BEGIN Provided entries

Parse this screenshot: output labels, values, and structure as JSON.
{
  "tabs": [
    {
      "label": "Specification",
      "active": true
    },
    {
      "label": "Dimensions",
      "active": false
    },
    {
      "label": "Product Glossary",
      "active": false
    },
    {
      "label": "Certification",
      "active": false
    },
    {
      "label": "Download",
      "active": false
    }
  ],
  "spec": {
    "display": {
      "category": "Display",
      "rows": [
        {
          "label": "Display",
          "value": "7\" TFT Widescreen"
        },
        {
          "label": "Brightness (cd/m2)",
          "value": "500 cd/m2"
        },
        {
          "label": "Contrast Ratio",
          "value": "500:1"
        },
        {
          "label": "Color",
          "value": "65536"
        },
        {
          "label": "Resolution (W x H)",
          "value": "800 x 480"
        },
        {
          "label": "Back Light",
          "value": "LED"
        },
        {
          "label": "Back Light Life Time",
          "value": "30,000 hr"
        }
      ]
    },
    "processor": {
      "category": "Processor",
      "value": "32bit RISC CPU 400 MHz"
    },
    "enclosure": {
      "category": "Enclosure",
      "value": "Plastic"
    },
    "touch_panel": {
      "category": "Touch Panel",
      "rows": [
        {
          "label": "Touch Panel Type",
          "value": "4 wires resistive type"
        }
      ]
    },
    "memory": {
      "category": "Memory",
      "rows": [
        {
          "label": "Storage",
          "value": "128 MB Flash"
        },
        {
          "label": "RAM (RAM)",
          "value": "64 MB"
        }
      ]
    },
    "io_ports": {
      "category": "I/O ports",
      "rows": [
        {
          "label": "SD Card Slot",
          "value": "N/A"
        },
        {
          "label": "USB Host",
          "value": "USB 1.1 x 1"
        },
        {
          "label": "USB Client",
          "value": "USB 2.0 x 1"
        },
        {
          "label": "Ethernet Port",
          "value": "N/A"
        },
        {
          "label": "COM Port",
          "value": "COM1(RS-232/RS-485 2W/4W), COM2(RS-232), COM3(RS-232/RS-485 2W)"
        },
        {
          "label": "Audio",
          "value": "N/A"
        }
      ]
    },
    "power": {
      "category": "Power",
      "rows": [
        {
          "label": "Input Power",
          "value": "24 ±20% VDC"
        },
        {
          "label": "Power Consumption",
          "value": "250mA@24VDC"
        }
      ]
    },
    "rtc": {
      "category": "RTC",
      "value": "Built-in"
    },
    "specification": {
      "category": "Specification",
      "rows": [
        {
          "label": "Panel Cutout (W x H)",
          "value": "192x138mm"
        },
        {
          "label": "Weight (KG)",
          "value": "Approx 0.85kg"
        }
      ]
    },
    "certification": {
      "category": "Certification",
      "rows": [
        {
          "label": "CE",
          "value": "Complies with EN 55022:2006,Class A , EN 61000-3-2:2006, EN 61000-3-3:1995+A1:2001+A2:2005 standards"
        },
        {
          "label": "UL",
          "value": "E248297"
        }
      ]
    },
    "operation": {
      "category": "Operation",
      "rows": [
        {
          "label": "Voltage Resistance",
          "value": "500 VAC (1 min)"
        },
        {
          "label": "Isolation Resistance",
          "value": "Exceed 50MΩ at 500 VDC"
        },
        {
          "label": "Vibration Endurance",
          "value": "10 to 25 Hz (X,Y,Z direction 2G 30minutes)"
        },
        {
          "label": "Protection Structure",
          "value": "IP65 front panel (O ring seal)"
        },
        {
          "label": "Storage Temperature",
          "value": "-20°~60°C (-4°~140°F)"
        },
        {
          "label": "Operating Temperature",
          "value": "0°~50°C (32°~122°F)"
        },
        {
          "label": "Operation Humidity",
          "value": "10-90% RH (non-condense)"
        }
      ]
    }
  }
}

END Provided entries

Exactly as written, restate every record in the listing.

Parse this screenshot: output labels, values, and structure as JSON.
{
  "tabs": [
    {
      "label": "Specification",
      "active": true
    },
    {
      "label": "Dimensions",
      "active": false
    },
    {
      "label": "Product Glossary",
      "active": false
    },
    {
      "label": "Certification",
      "active": false
    },
    {
      "label": "Download",
      "active": false
    }
  ],
  "spec": {
    "display": {
      "category": "Display",
      "rows": [
        {
          "label": "Display",
          "value": "7\" TFT Widescreen"
        },
        {
          "label": "Brightness (cd/m2)",
          "value": "500 cd/m2"
        },
        {
          "label": "Contrast Ratio",
          "value": "500:1"
        },
        {
          "label": "Color",
          "value": "65536"
        },
        {
          "label": "Resolution (W x H)",
          "value": "800 x 480"
        },
        {
          "label": "Back Light",
          "value": "LED"
        },
        {
          "label": "Back Light Life Time",
          "value": "30,000 hr"
        }
      ]
    },
    "processor": {
      "category": "Processor",
      "value": "32bit RISC CPU 400 MHz"
    },
    "enclosure": {
      "category": "Enclosure",
      "value": "Plastic"
    },
    "touch_panel": {
      "category": "Touch Panel",
      "rows": [
        {
          "label": "Touch Panel Type",
          "value": "4 wires resistive type"
        }
      ]
    },
    "memory": {
      "category": "Memory",
      "rows": [
        {
          "label": "Storage",
          "value": "128 MB Flash"
        },
        {
          "label": "RAM (RAM)",
          "value": "64 MB"
        }
      ]
    },
    "io_ports": {
      "category": "I/O ports",
      "rows": [
        {
          "label": "SD Card Slot",
          "value": "N/A"
        },
        {
          "label": "USB Host",
          "value": "USB 1.1 x 1"
        },
        {
          "label": "USB Client",
          "value": "USB 2.0 x 1"
        },
        {
          "label": "Ethernet Port",
          "value": "N/A"
        },
        {
          "label": "COM Port",
          "value": "COM1(RS-232/RS-485 2W/4W), COM2(RS-232), COM3(RS-232/RS-485 2W)"
        },
        {
          "label": "Audio",
          "value": "N/A"
        }
      ]
    },
    "power": {
      "category": "Power",
      "rows": [
        {
          "label": "Input Power",
          "value": "24 ±20% VDC"
        },
        {
          "label": "Power Consumption",
          "value": "250mA@24VDC"
        }
      ]
    },
    "rtc": {
      "category": "RTC",
      "value": "Built-in"
    },
    "specification": {
      "category": "Specification",
      "rows": [
        {
          "label": "Panel Cutout (W x H)",
          "value": "192x138mm"
        },
        {
          "label": "Weight (KG)",
          "value": "Approx 0.85kg"
        }
      ]
    },
    "certification": {
      "category": "Certification",
      "rows": [
        {
          "label": "CE",
          "value": "Complies with EN 55022:2006,Class A , EN 61000-3-2:2006, EN 61000-3-3:1995+A1:2001+A2:2005 standards"
        },
        {
          "label": "UL",
          "value": "E248297"
        }
      ]
    },
    "operation": {
      "category": "Operation",
      "rows": [
        {
          "label": "Voltage Resistance",
          "value": "500 VAC (1 min)"
        },
        {
          "label": "Isolation Resistance",
          "value": "Exceed 50MΩ at 500 VDC"
        },
        {
          "label": "Vibration Endurance",
          "value": "10 to 25 Hz (X,Y,Z direction 2G 30minutes)"
        },
        {
          "label": "Protection Structure",
          "value": "IP65 front panel (O ring seal)"
        },
        {
          "label": "Storage Temperature",
          "value": "-20°~60°C (-4°~140°F)"
        },
        {
          "label": "Operating Temperature",
          "value": "0°~50°C (32°~122°F)"
        },
        {
          "label": "Operation Humidity",
          "value": "10-90% RH (non-condense)"
        }
      ]
    }
  }
}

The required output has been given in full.